Gun control is a contentious topic in America, and one most businesses like to stay away from, as their clientele could easily fall on either side of the divide. With multiple mass shootings in America this year alone, people have chosen to make their opinions known.
Starbucks has decided to throw their hat in the ring, and while not a policy change for the company, is a divisive plea to their consumers and patrons.
Starbucks Chairman/President/Chief Executive Officer Howard Schultz, in an open letter to the public, has made this statement:
Recently, however, we’ve seen the “open carry” debate become increasingly uncivil and, in some cases, even threatening. Pro-gun activists have used our stores as a political stage for media events misleadingly called “Starbucks Appreciation Days” that disingenuously portray Starbucks as a champion of “open carry.” To be clear: we do not want these events in our stores. Some anti-gun activists have also played a role in ratcheting up the rhetoric and friction, including soliciting and confronting our customers and partners.
For these reasons, today we are respectfully requesting that customers no longer bring firearms into our stores or outdoor seating areas—even in states where “open carry” is permitted—unless they are authorized law enforcement personnel.

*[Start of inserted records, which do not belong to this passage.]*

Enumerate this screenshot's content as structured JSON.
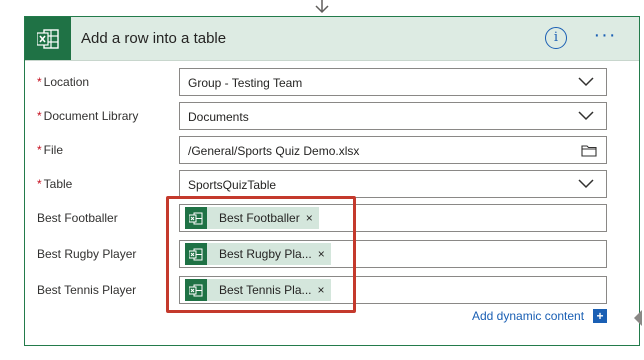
{
  "action": {
    "title": "Add a row into a table",
    "info_icon": "info-icon",
    "more_icon": "more-options-icon",
    "app_icon": "excel-icon",
    "more_label": "···",
    "info_label": "i"
  },
  "required_marker": "*",
  "fields": {
    "location": {
      "label": "Location",
      "value": "Group - Testing Team",
      "required": true
    },
    "library": {
      "label": "Document Library",
      "value": "Documents",
      "required": true
    },
    "file": {
      "label": "File",
      "value": "/General/Sports Quiz Demo.xlsx",
      "required": true
    },
    "table": {
      "label": "Table",
      "value": "SportsQuizTable",
      "required": true
    }
  },
  "columns": {
    "footballer": {
      "label": "Best Footballer",
      "token": "Best Footballer"
    },
    "rugby": {
      "label": "Best Rugby Player",
      "token": "Best Rugby Pla..."
    },
    "tennis": {
      "label": "Best Tennis Player",
      "token": "Best Tennis Pla..."
    }
  },
  "token_remove": "×",
  "dynamic_content": {
    "label": "Add dynamic content",
    "plus": "+"
  },
  "colors": {
    "header_bg": "#DDEBE3",
    "excel_green": "#1F7245",
    "token_bg": "#D4E6DC",
    "highlight": "#C4392C",
    "link_blue": "#1a5fb4"
  }
}
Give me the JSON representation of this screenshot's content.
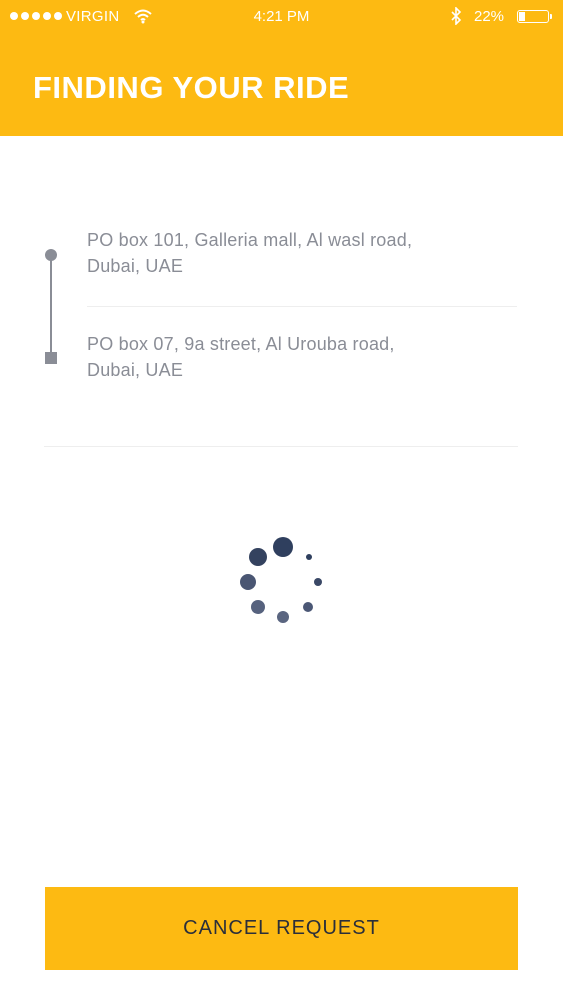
{
  "status_bar": {
    "carrier": "VIRGIN",
    "time": "4:21 PM",
    "battery": "22%",
    "battery_level": 0.22,
    "icons": [
      "signal-dots-icon",
      "wifi-icon",
      "bluetooth-icon",
      "battery-icon"
    ]
  },
  "header": {
    "title": "FINDING YOUR RIDE"
  },
  "trip": {
    "pickup": {
      "line1": "PO box 101, Galleria mall, Al wasl road,",
      "line2": "Dubai, UAE"
    },
    "dropoff": {
      "line1": "PO box 07, 9a street, Al Urouba road,",
      "line2": "Dubai, UAE"
    }
  },
  "actions": {
    "cancel_label": "CANCEL REQUEST"
  },
  "colors": {
    "accent": "#FDBA12",
    "text_muted": "#8a8d96",
    "spinner": "#2f3f5e"
  }
}
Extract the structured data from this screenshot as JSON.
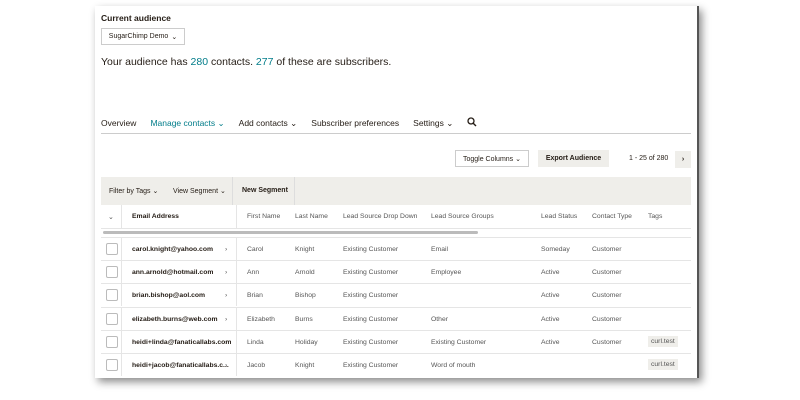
{
  "header": {
    "label": "Current audience",
    "audience": "SugarChimp Demo",
    "summary_pre": "Your audience has ",
    "contacts": "280",
    "summary_mid": " contacts. ",
    "subscribers": "277",
    "summary_post": " of these are subscribers."
  },
  "nav": {
    "items": [
      "Overview",
      "Manage contacts ⌄",
      "Add contacts ⌄",
      "Subscriber preferences",
      "Settings ⌄"
    ]
  },
  "toolbar": {
    "toggle": "Toggle Columns ⌄",
    "export": "Export Audience",
    "pagination": "1 - 25 of 280",
    "next": "›"
  },
  "filters": {
    "tags": "Filter by Tags ⌄",
    "segment": "View Segment ⌄",
    "new_segment": "New Segment"
  },
  "table": {
    "columns": [
      "Email Address",
      "First Name",
      "Last Name",
      "Lead Source Drop Down",
      "Lead Source Groups",
      "Lead Status",
      "Contact Type",
      "Tags"
    ],
    "rows": [
      [
        "carol.knight@yahoo.com",
        "Carol",
        "Knight",
        "Existing Customer",
        "Email",
        "Someday",
        "Customer",
        ""
      ],
      [
        "ann.arnold@hotmail.com",
        "Ann",
        "Arnold",
        "Existing Customer",
        "Employee",
        "Active",
        "Customer",
        ""
      ],
      [
        "brian.bishop@aol.com",
        "Brian",
        "Bishop",
        "Existing Customer",
        "",
        "Active",
        "Customer",
        ""
      ],
      [
        "elizabeth.burns@web.com",
        "Elizabeth",
        "Burns",
        "Existing Customer",
        "Other",
        "Active",
        "Customer",
        ""
      ],
      [
        "heidi+linda@fanaticallabs.com",
        "Linda",
        "Holiday",
        "Existing Customer",
        "Existing Customer",
        "Active",
        "Customer",
        "curl.test"
      ],
      [
        "heidi+jacob@fanaticallabs.c...",
        "Jacob",
        "Knight",
        "Existing Customer",
        "Word of mouth",
        "",
        "",
        "curl.test"
      ]
    ]
  }
}
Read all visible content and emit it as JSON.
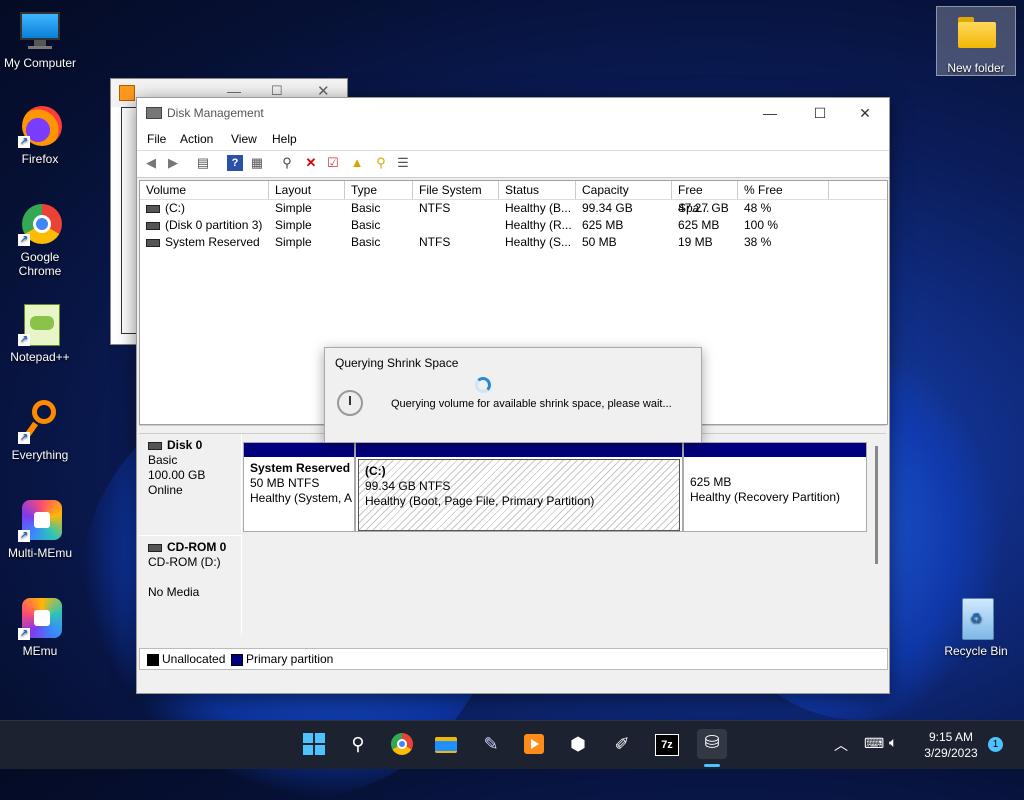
{
  "desktop_icons": [
    {
      "label": "My Computer"
    },
    {
      "label": "Firefox"
    },
    {
      "label": "Google Chrome"
    },
    {
      "label": "Notepad++"
    },
    {
      "label": "Everything"
    },
    {
      "label": "Multi-MEmu"
    },
    {
      "label": "MEmu"
    }
  ],
  "new_folder": {
    "label": "New folder"
  },
  "recycle_bin": {
    "label": "Recycle Bin"
  },
  "window": {
    "title": "Disk Management",
    "menu": [
      "File",
      "Action",
      "View",
      "Help"
    ]
  },
  "volumes": {
    "columns": [
      "Volume",
      "Layout",
      "Type",
      "File System",
      "Status",
      "Capacity",
      "Free Spa...",
      "% Free"
    ],
    "rows": [
      {
        "volume": "(C:)",
        "layout": "Simple",
        "type": "Basic",
        "fs": "NTFS",
        "status": "Healthy (B...",
        "capacity": "99.34 GB",
        "free": "47.27 GB",
        "pct": "48 %"
      },
      {
        "volume": "(Disk 0 partition 3)",
        "layout": "Simple",
        "type": "Basic",
        "fs": "",
        "status": "Healthy (R...",
        "capacity": "625 MB",
        "free": "625 MB",
        "pct": "100 %"
      },
      {
        "volume": "System Reserved",
        "layout": "Simple",
        "type": "Basic",
        "fs": "NTFS",
        "status": "Healthy (S...",
        "capacity": "50 MB",
        "free": "19 MB",
        "pct": "38 %"
      }
    ]
  },
  "disk0": {
    "name": "Disk 0",
    "type": "Basic",
    "size": "100.00 GB",
    "state": "Online",
    "partitions": [
      {
        "name": "System Reserved",
        "size": "50 MB NTFS",
        "status": "Healthy (System, A"
      },
      {
        "name": "(C:)",
        "size": "99.34 GB NTFS",
        "status": "Healthy (Boot, Page File, Primary Partition)"
      },
      {
        "name": "",
        "size": "625 MB",
        "status": "Healthy (Recovery Partition)"
      }
    ]
  },
  "cdrom": {
    "name": "CD-ROM 0",
    "drive": "CD-ROM (D:)",
    "media": "No Media"
  },
  "legend": {
    "unallocated": "Unallocated",
    "primary": "Primary partition"
  },
  "dialog": {
    "title": "Querying Shrink Space",
    "message": "Querying volume for available shrink space, please wait..."
  },
  "clock": {
    "time": "9:15 AM",
    "date": "3/29/2023",
    "notifications": "1"
  }
}
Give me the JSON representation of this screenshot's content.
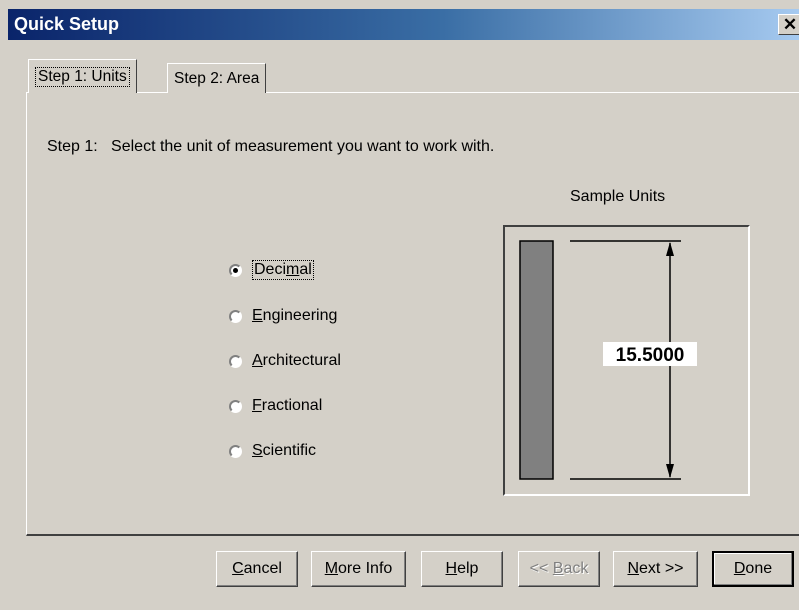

As it’s stated in the letter, this is not an outright ban of carrying firearms into a Starbucks, but a plea and request. This gives any and all gun owners a chance to respect their request and not have a ban forced upon them. This also skirts a potentially scary incident of having a Starbucks employee request an armed individual to leave the premises.
This announcement is made in light of recent “Starbucks Appreciation Days”, in which gun owners and gun supporters were to drink at Starbucks, perceiving them to be a champion of the “open carry” laws many states have. Schulz claims that the announcement is not in response to these incidents, nor in response to the Washington Navy Yard shootings earlier this week.
While tragedies are horrible and no company, business, or restaurant should be caught promoting or profiting off of them, they do force business owners to look at how they handle situations.
Does your restaurant lean towards more allowing guns or banning them? It may be a slippery legal slope to fall under, and a hard one to balance with your audience. You may lose customers if you announce a stance one way or another on this hot-button topic. At the same token, you may gain new customers if you make a stance. For example, if you declare that your restaurant is a “gun-free zone”, you may engage new customers who are appreciative of this stance, or new ones that feel safe in your establishment. On the opposite, if you embrace the right to bear arms, you may get new customers who applaud you for your commitment to their rights.
In any situation, think long and hard about your stance. If you don’t feel strongly either way, or are too worried for a negative response, you can always just not make a stance.